▶ [Records for this exercise]:
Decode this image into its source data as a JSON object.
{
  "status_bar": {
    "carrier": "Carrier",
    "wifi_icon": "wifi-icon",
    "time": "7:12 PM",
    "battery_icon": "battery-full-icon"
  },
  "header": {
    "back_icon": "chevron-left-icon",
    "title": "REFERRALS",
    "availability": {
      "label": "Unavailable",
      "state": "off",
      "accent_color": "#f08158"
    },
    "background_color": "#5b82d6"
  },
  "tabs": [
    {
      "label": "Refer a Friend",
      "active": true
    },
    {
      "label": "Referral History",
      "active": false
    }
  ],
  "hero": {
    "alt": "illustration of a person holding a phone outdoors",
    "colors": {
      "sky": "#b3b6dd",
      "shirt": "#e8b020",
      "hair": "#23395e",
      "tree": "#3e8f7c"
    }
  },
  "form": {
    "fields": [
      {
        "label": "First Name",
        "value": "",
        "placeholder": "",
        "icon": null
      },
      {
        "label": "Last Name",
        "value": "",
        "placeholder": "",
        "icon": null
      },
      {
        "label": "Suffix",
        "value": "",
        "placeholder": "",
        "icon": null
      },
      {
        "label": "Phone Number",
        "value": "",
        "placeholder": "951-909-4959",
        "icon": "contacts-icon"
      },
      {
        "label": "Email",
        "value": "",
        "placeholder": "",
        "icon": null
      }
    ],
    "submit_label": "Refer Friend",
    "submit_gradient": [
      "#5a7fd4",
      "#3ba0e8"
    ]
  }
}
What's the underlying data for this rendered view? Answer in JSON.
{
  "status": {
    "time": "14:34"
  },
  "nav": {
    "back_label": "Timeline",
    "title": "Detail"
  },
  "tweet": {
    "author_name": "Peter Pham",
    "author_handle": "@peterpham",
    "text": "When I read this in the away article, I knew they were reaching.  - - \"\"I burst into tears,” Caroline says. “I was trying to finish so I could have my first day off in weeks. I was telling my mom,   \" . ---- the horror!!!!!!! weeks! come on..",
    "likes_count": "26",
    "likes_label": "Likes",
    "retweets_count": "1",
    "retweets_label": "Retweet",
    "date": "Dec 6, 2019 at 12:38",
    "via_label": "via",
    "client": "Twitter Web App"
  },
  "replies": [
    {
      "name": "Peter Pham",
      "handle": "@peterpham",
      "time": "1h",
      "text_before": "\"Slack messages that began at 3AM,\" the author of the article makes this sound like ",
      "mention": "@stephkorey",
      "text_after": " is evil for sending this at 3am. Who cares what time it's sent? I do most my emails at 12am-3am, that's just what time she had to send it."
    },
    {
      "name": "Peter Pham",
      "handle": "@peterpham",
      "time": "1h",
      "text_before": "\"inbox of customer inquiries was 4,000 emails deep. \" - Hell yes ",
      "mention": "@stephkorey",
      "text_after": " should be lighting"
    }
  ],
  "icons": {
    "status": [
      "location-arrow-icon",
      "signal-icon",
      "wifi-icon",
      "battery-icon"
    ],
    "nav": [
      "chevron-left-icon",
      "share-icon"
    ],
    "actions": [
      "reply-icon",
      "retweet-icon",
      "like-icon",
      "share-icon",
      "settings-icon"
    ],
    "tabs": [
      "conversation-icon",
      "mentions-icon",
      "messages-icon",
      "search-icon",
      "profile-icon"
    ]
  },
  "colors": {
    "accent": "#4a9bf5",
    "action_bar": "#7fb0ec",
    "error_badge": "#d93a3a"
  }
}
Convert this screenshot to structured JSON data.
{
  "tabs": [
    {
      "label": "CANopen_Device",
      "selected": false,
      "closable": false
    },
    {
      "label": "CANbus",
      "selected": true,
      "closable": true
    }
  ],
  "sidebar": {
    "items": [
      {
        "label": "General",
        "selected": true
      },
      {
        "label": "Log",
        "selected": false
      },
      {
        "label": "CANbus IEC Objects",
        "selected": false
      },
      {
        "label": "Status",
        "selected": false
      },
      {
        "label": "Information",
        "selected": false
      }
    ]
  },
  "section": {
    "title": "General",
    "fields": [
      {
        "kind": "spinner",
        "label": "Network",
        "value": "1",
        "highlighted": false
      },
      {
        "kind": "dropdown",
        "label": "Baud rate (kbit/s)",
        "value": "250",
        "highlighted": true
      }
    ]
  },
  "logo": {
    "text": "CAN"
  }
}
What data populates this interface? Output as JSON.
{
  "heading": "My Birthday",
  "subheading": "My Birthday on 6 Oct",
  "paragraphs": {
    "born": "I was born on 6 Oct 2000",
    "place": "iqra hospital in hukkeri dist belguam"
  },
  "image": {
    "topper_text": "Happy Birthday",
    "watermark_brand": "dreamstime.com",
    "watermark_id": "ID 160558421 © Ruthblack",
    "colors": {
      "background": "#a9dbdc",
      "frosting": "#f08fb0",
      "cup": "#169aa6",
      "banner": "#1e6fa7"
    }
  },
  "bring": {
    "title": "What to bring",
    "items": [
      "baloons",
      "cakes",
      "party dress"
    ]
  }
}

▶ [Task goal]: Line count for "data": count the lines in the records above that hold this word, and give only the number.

▶ [Answer box]: 4